The self-driving A

s a grandfather, I have the privilege of being able to go for walks with our oneyear-old granddaughter. First it was in the pram, now we can take the buggy. We got the buggy about 25 years ago, from my wife’s sister. And she in turn had been given it by her sister-in-law. A buggy that’s already carrying its fourth generation of children. It's a MacLaren but it's not as fast as that might suggest. It only shares the same name as the one of the world of F1. The wheels are so worn that they are crooked. It is so old that the wheels are no longer on the hinges. If you want to turn, you have hold the buggy at an angle so that it is only resting on the front or rear frame. Our daughter – and the mother of our granddaughter – takes umbrage at the fact that we carry her Alix around in such a rickety, old-fashioned, faded pushchair. She has a new one that’s bigger and better. And yes, one that is easier to use. And if anyone ever comes up with a self-driving buggy, it will be better still. So what? At the end of the day, none of that is important. People are emotional human beings. That is what makes us different from things and computers. What matters is the relationship you have with one another. Contact counts. A smile. A hand. A friendly word. And technology doesn’t change any of that. A self-driving buggy for my granddaughter? No thanks, I’d rather push her myself. JEAN-MARIE,

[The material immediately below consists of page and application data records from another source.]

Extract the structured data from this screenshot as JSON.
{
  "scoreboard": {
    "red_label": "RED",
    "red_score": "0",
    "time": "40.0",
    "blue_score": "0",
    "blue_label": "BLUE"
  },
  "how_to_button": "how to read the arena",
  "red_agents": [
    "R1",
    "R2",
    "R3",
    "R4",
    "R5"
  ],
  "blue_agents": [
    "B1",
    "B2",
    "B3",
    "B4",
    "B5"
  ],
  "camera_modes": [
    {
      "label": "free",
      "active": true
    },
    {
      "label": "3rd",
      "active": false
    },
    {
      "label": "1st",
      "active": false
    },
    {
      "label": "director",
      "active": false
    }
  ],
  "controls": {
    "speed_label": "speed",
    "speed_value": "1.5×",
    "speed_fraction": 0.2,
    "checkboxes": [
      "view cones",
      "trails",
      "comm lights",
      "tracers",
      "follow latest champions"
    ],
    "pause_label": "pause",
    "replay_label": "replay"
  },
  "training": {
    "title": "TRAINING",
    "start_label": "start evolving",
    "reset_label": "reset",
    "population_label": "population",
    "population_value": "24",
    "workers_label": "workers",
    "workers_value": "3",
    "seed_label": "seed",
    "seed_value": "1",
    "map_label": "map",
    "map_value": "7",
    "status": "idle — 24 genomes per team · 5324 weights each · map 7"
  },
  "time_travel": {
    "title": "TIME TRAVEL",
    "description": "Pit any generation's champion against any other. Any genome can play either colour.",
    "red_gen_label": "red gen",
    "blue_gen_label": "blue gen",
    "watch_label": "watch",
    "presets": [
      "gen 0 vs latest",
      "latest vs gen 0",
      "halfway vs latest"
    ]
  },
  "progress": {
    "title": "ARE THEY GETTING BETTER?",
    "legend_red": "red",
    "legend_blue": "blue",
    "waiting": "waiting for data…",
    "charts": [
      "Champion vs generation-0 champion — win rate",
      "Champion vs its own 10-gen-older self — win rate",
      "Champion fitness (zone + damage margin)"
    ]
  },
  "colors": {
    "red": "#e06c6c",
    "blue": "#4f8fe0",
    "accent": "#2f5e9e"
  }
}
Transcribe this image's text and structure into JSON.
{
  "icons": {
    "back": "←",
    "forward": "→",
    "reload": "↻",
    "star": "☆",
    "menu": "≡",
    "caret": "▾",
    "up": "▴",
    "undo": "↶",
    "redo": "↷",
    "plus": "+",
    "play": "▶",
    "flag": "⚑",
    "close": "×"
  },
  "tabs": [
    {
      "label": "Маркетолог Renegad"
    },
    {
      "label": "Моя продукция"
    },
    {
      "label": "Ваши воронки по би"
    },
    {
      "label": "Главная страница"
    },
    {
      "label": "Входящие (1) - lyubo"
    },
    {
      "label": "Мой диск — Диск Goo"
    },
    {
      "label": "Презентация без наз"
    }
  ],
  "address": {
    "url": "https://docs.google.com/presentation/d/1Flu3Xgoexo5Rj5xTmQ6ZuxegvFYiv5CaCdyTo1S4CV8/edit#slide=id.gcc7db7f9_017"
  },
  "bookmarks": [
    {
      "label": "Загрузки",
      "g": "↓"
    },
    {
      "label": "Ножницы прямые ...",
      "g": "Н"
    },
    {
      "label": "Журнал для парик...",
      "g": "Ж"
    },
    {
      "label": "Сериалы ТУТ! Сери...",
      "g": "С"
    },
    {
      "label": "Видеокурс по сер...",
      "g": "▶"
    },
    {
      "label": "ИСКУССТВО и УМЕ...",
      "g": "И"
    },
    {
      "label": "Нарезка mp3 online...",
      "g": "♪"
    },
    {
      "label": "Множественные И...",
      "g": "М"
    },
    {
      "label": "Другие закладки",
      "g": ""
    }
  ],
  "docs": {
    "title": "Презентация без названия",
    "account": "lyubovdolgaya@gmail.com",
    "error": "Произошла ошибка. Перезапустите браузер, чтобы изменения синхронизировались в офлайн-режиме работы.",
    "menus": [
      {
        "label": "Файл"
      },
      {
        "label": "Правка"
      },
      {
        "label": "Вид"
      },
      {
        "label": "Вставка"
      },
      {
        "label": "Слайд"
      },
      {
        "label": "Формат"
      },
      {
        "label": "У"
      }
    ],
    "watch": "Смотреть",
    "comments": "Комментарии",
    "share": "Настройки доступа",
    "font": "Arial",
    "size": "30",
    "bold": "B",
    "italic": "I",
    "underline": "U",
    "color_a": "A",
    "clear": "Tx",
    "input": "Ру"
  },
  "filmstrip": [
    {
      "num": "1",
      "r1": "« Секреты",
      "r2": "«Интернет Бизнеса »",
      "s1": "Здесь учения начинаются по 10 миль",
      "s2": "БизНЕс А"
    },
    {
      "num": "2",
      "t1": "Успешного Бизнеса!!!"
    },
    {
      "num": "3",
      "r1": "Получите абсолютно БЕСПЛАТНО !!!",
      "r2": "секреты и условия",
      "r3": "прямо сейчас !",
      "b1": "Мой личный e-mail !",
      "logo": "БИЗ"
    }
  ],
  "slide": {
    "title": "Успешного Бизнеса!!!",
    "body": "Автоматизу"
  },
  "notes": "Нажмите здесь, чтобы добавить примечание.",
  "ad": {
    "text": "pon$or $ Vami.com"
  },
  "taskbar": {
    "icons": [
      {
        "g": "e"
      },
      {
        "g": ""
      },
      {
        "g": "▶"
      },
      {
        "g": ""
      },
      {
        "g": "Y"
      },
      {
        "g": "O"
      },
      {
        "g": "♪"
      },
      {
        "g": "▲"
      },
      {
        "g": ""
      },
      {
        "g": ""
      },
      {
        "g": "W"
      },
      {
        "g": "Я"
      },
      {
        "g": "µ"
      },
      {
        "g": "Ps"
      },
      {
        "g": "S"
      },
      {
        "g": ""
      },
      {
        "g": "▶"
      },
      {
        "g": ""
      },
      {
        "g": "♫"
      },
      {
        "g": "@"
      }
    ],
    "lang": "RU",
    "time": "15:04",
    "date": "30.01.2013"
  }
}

Marketing Expert at Proximus and grandfather of Alix

Profile for Proximus

Proximus one q3 2017 en  

Businessmagazine for IT professionals

Proximus one q3 2017 en  

Businessmagazine for IT professionals